Web page and app entries
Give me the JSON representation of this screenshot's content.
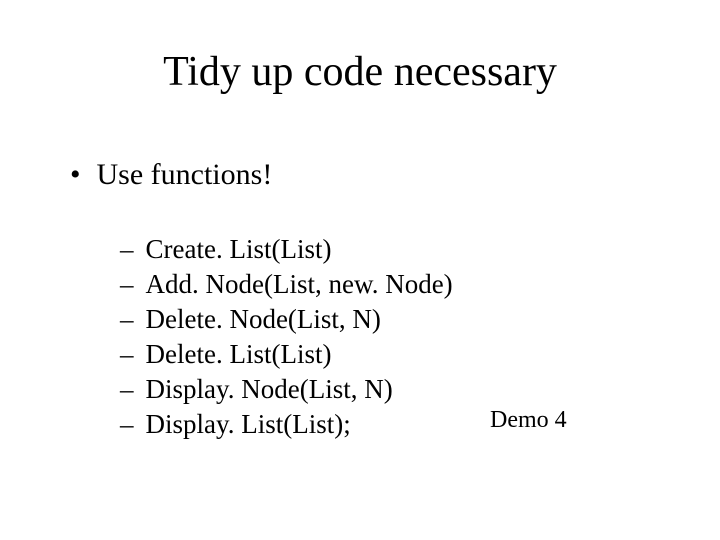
{
  "title": "Tidy up code necessary",
  "bullet": "Use functions!",
  "functions": [
    "Create. List(List)",
    "Add. Node(List, new. Node)",
    "Delete. Node(List, N)",
    "Delete. List(List)",
    "Display. Node(List, N)",
    "Display. List(List);"
  ],
  "demo_label": "Demo 4"
}
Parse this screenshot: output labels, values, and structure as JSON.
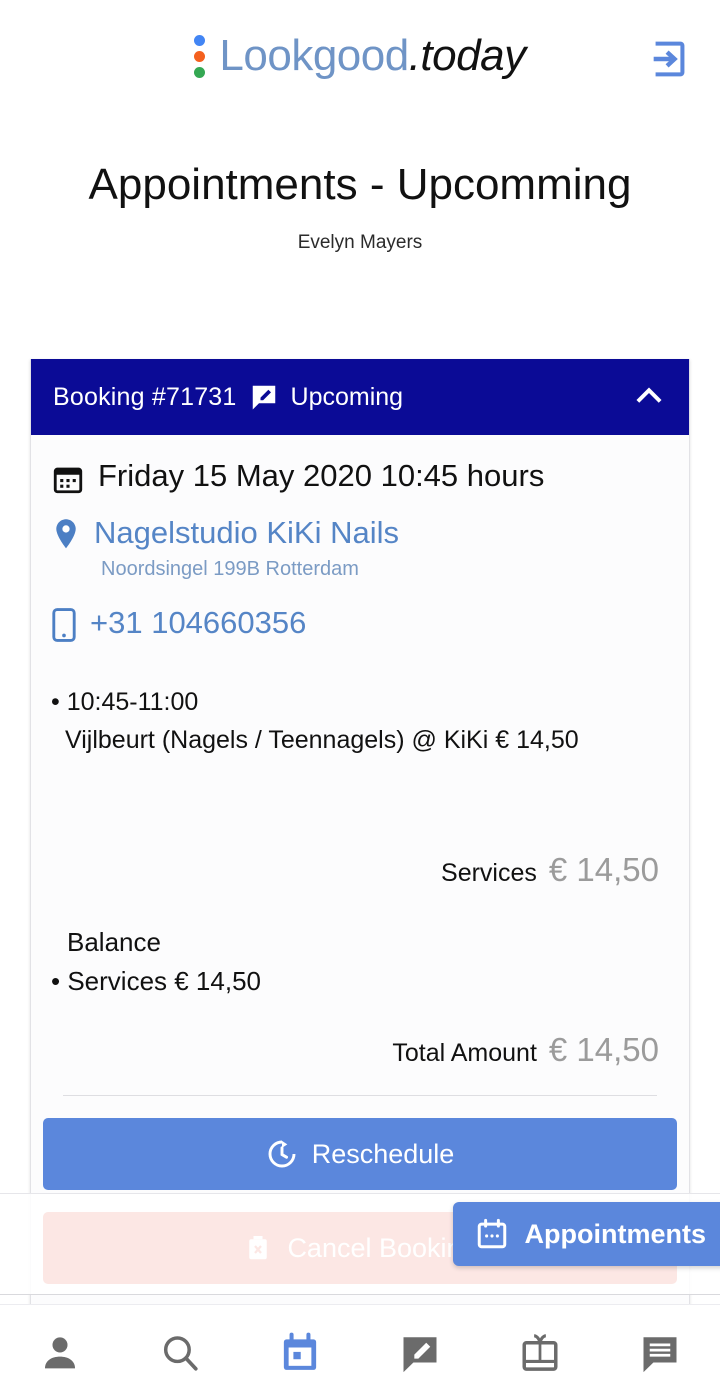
{
  "brand": {
    "name": "Lookgood",
    "suffix": ".today",
    "dot_colors": [
      "#4285F4",
      "#F4601E",
      "#34A853"
    ],
    "login_icon": "login-icon"
  },
  "page": {
    "title": "Appointments - Upcomming",
    "subtitle": "Evelyn Mayers"
  },
  "booking_card": {
    "header": {
      "booking_label": "Booking #71731",
      "status": "Upcoming",
      "status_icon": "review-bubble-icon",
      "collapse_icon": "chevron-up-icon",
      "background": "#0B0B96"
    },
    "date": "Friday 15 May 2020 10:45 hours",
    "venue": {
      "name": "Nagelstudio KiKi Nails",
      "address": "Noordsingel 199B Rotterdam"
    },
    "phone": "+31 104660356",
    "services": [
      {
        "time": "• 10:45-11:00",
        "description": "Vijlbeurt (Nagels / Teennagels) @ KiKi € 14,50"
      }
    ],
    "services_total": {
      "label": "Services",
      "value": "€ 14,50"
    },
    "balance": {
      "title": "Balance",
      "items": [
        "• Services € 14,50"
      ]
    },
    "total": {
      "label": "Total Amount",
      "value": "€ 14,50"
    },
    "actions": {
      "reschedule": {
        "label": "Reschedule",
        "icon": "update-clock-icon",
        "color": "#5B87DC"
      },
      "cancel": {
        "label": "Cancel Booking",
        "icon": "delete-trash-icon",
        "color": "#E8573F"
      }
    }
  },
  "floating_button": {
    "label": "Appointments",
    "icon": "calendar-icon",
    "color": "#5B87DC"
  },
  "bottom_nav": [
    {
      "name": "profile",
      "icon": "person-icon",
      "active": false
    },
    {
      "name": "search",
      "icon": "search-icon",
      "active": false
    },
    {
      "name": "appointments",
      "icon": "calendar-icon",
      "active": true
    },
    {
      "name": "reviews",
      "icon": "review-bubble-icon",
      "active": false
    },
    {
      "name": "giftcards",
      "icon": "giftcard-icon",
      "active": false
    },
    {
      "name": "messages",
      "icon": "chat-icon",
      "active": false
    }
  ],
  "colors": {
    "accent_blue": "#5B87DC",
    "link_blue": "#5585C6",
    "header_navy": "#0B0B96",
    "muted_gray": "#9b9b9b",
    "nav_inactive": "#6b6b6b"
  }
}
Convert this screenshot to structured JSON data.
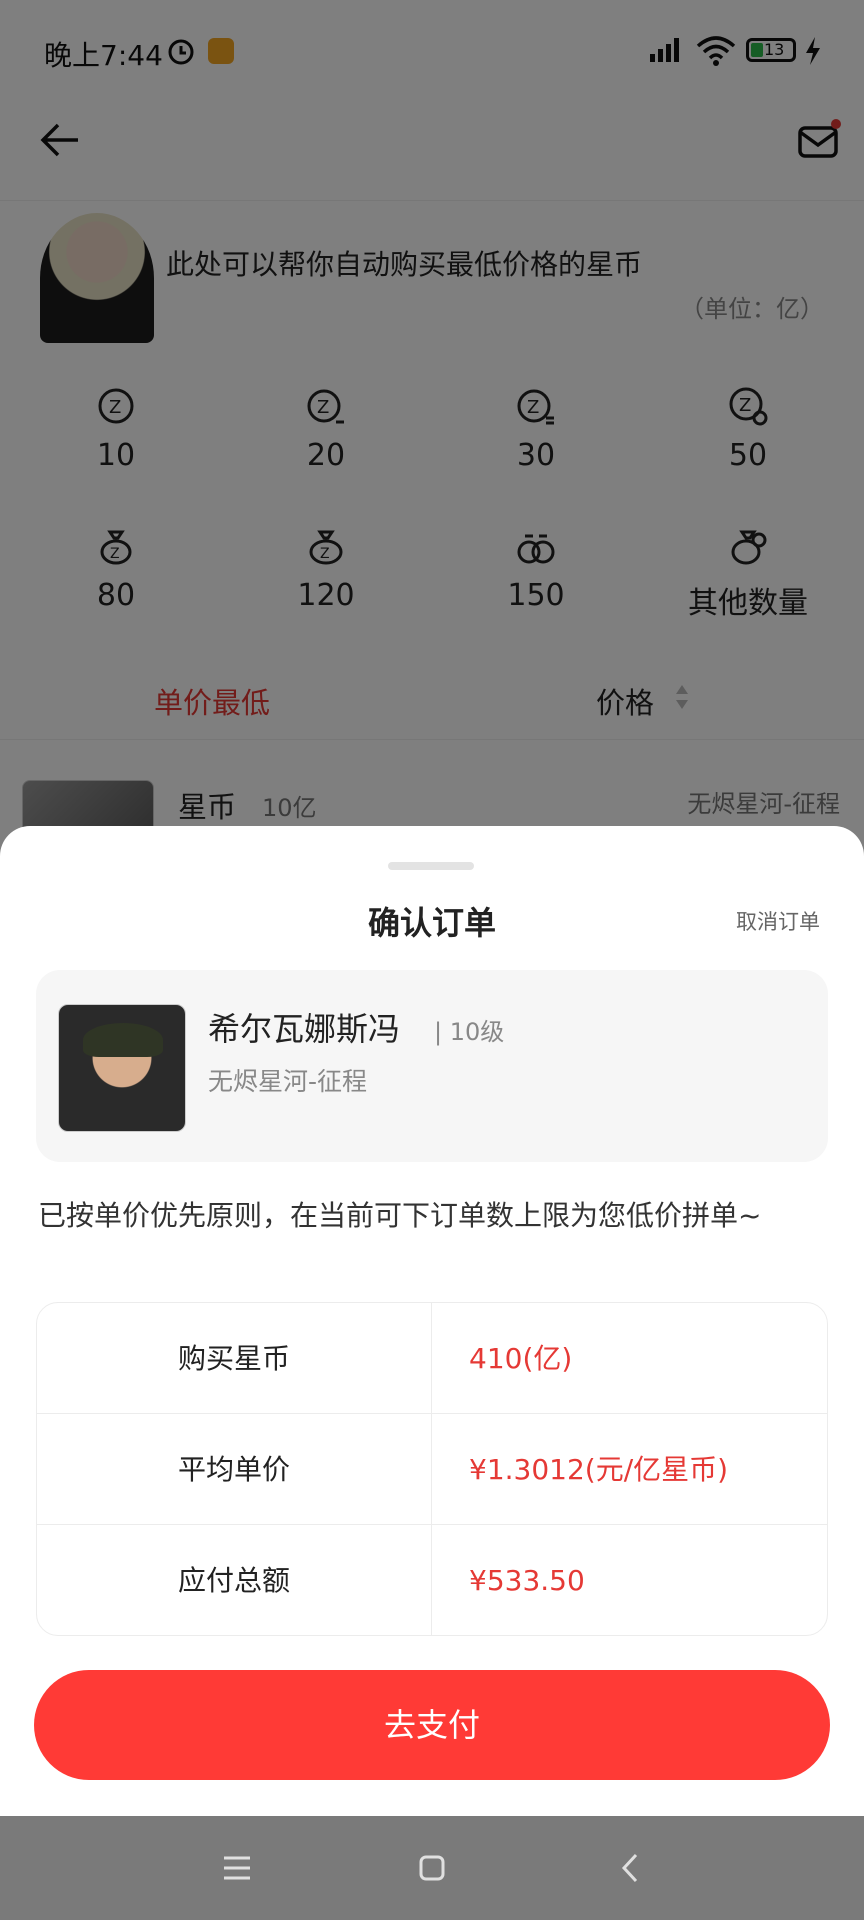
{
  "status_bar": {
    "time": "晚上7:44",
    "battery": "13"
  },
  "background": {
    "hero_text": "此处可以帮你自动购买最低价格的星币",
    "hero_unit": "（单位：亿）",
    "quick_amounts": [
      "10",
      "20",
      "30",
      "50",
      "80",
      "120",
      "150",
      "其他数量"
    ],
    "sort": {
      "lowest_label": "单价最低",
      "price_label": "价格"
    },
    "listing": {
      "title": "星币",
      "amount": "10亿",
      "server": "无烬星河-征程"
    }
  },
  "sheet": {
    "title": "确认订单",
    "cancel_label": "取消订单",
    "role": {
      "name": "希尔瓦娜斯冯",
      "level": "| 10级",
      "server": "无烬星河-征程"
    },
    "notice": "已按单价优先原则，在当前可下订单数上限为您低价拼单~",
    "summary": [
      {
        "label": "购买星币",
        "value": "410(亿)"
      },
      {
        "label": "平均单价",
        "value": "¥1.3012(元/亿星币)"
      },
      {
        "label": "应付总额",
        "value": "¥533.50"
      }
    ],
    "pay_label": "去支付"
  },
  "colors": {
    "accent": "#ff3a36",
    "price_red": "#e53935"
  }
}
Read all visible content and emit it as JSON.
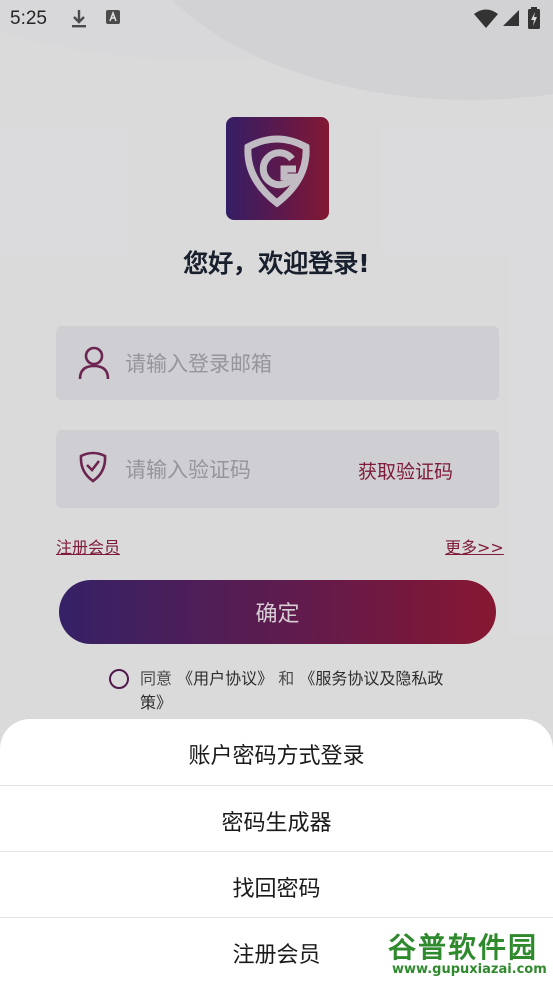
{
  "status_bar": {
    "time": "5:25"
  },
  "login": {
    "greeting": "您好，欢迎登录!",
    "email_placeholder": "请输入登录邮箱",
    "code_placeholder": "请输入验证码",
    "get_code": "获取验证码",
    "register_link": "注册会员",
    "more_link": "更多>>",
    "confirm_button": "确定",
    "agreement": {
      "agree": "同意",
      "user_agreement": "《用户协议》",
      "and": "和",
      "service_privacy": "《服务协议及隐私政策》"
    }
  },
  "sheet": {
    "options": [
      "账户密码方式登录",
      "密码生成器",
      "找回密码",
      "注册会员"
    ]
  },
  "watermark": {
    "title": "谷普软件园",
    "url": "www.gupuxiazai.com"
  },
  "colors": {
    "accent": "#8e1f3f",
    "gradient_start": "#3c2674",
    "gradient_end": "#981a38"
  }
}
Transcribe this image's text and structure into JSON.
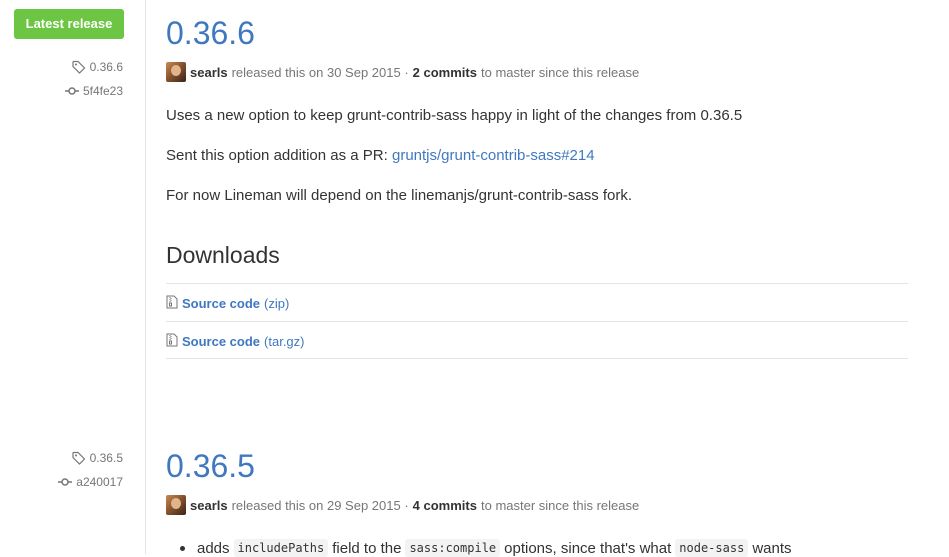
{
  "releases": [
    {
      "badge": "Latest release",
      "tag": "0.36.6",
      "commit": "5f4fe23",
      "title": "0.36.6",
      "author": "searls",
      "released_text": "released this on 30 Sep 2015 ·",
      "commits_label": "2 commits",
      "since_text": "to master since this release",
      "body": [
        {
          "text": "Uses a new option to keep grunt-contrib-sass happy in light of the changes from 0.36.5"
        },
        {
          "text": "Sent this option addition as a PR: ",
          "link": "gruntjs/grunt-contrib-sass#214"
        },
        {
          "text": "For now Lineman will depend on the linemanjs/grunt-contrib-sass fork."
        }
      ],
      "downloads_title": "Downloads",
      "downloads": [
        {
          "name": "Source code",
          "ext": "(zip)"
        },
        {
          "name": "Source code",
          "ext": "(tar.gz)"
        }
      ]
    },
    {
      "tag": "0.36.5",
      "commit": "a240017",
      "title": "0.36.5",
      "author": "searls",
      "released_text": "released this on 29 Sep 2015 ·",
      "commits_label": "4 commits",
      "since_text": "to master since this release",
      "bullet": {
        "prefix": "adds",
        "code1": "includePaths",
        "mid1": "field to the",
        "code2": "sass:compile",
        "mid2": "options, since that's what",
        "code3": "node-sass",
        "suffix": "wants"
      }
    }
  ],
  "colors": {
    "accent": "#4078c0",
    "badge_green": "#6cc644",
    "muted": "#767676"
  }
}
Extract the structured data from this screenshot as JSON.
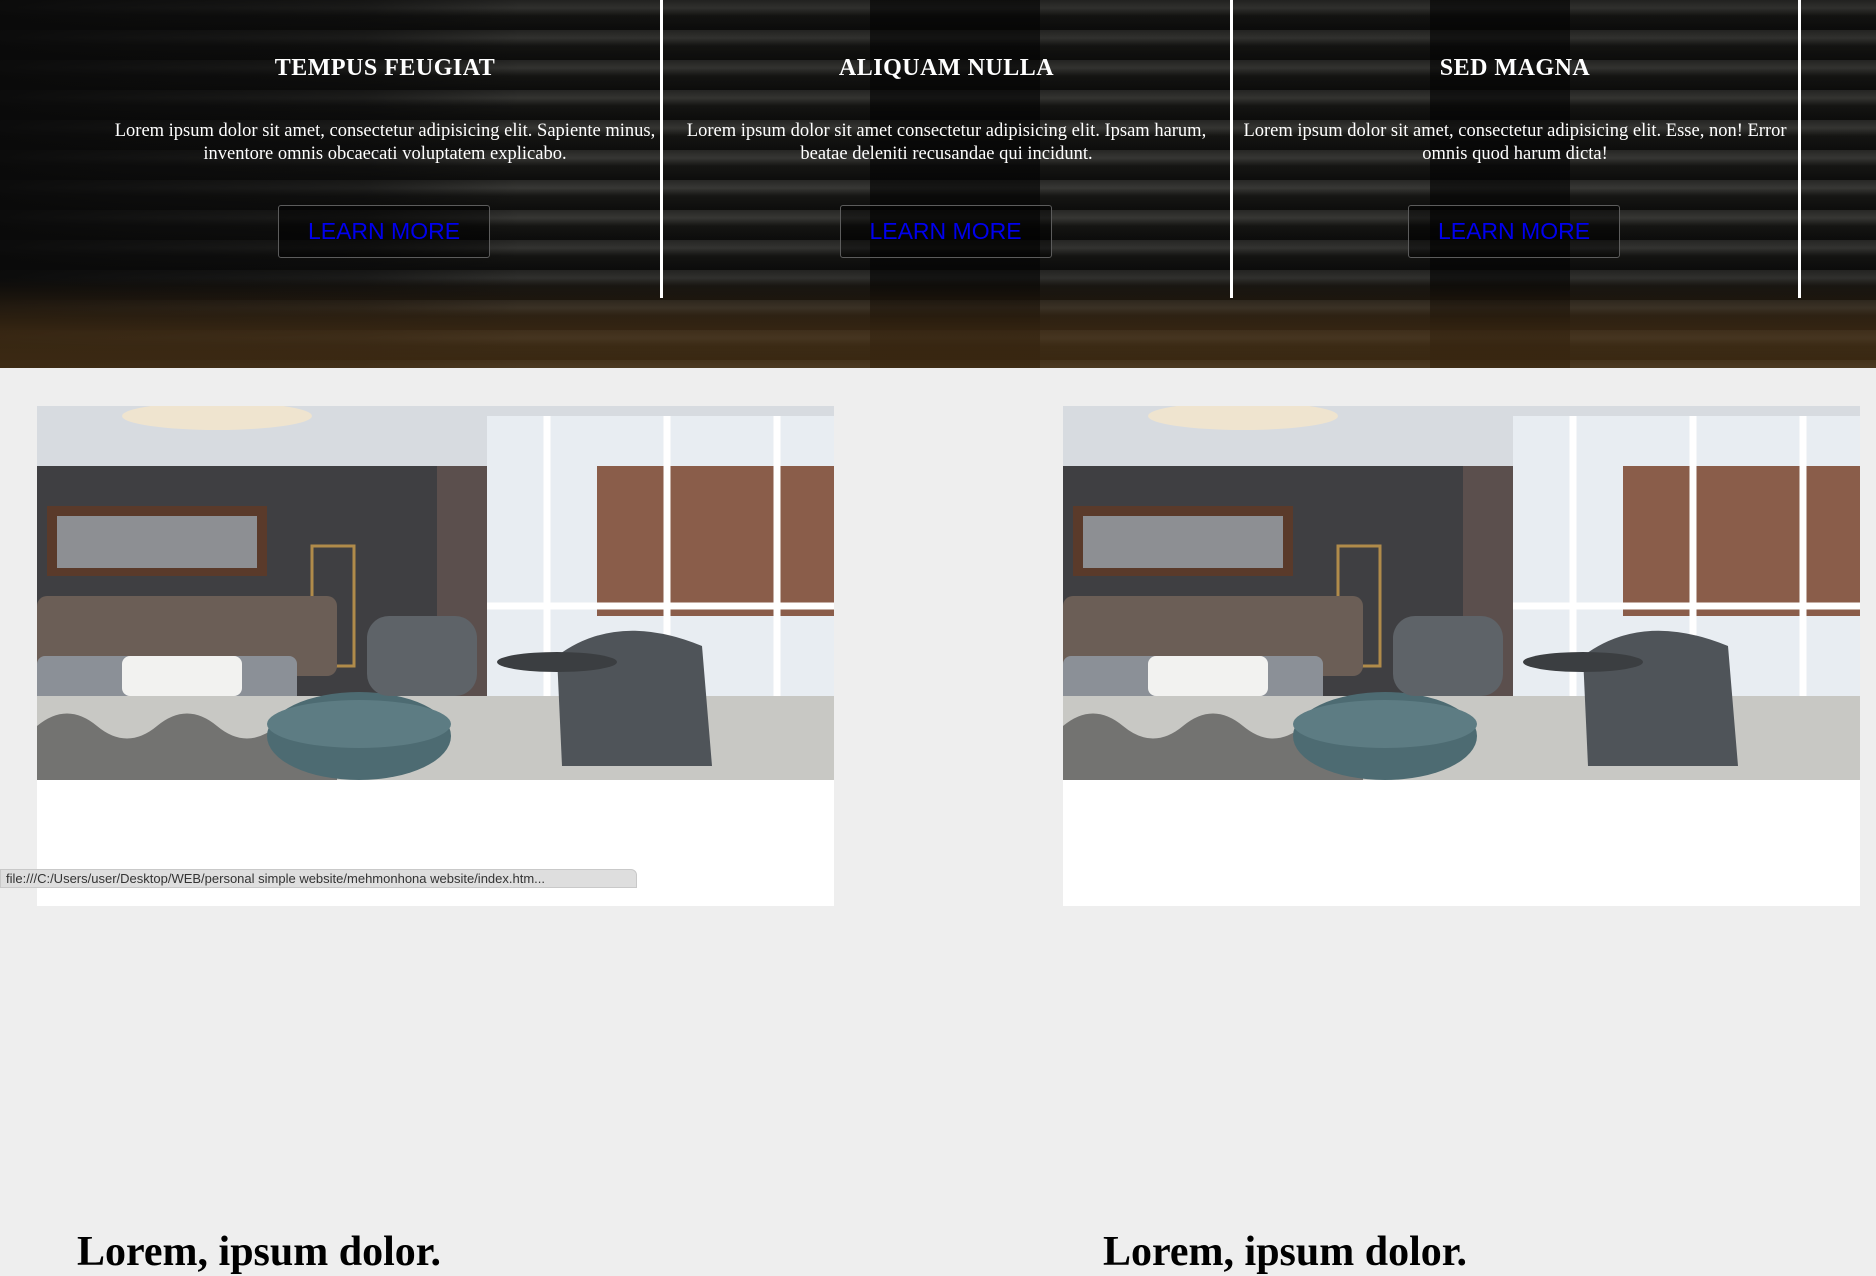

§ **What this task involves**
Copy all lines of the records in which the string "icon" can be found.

§ **Response box**
    "login_icon": "login-icon"
      "status_icon": "review-bubble-icon",
      "collapse_icon": "chevron-up-icon",
        "icon": "update-clock-icon",
        "icon": "delete-trash-icon",
    "icon": "calendar-icon",
      "icon": "person-icon",
      "icon": "search-icon",
      "icon": "calendar-icon",
      "icon": "review-bubble-icon",
      "icon": "giftcard-icon",
      "icon": "chat-icon",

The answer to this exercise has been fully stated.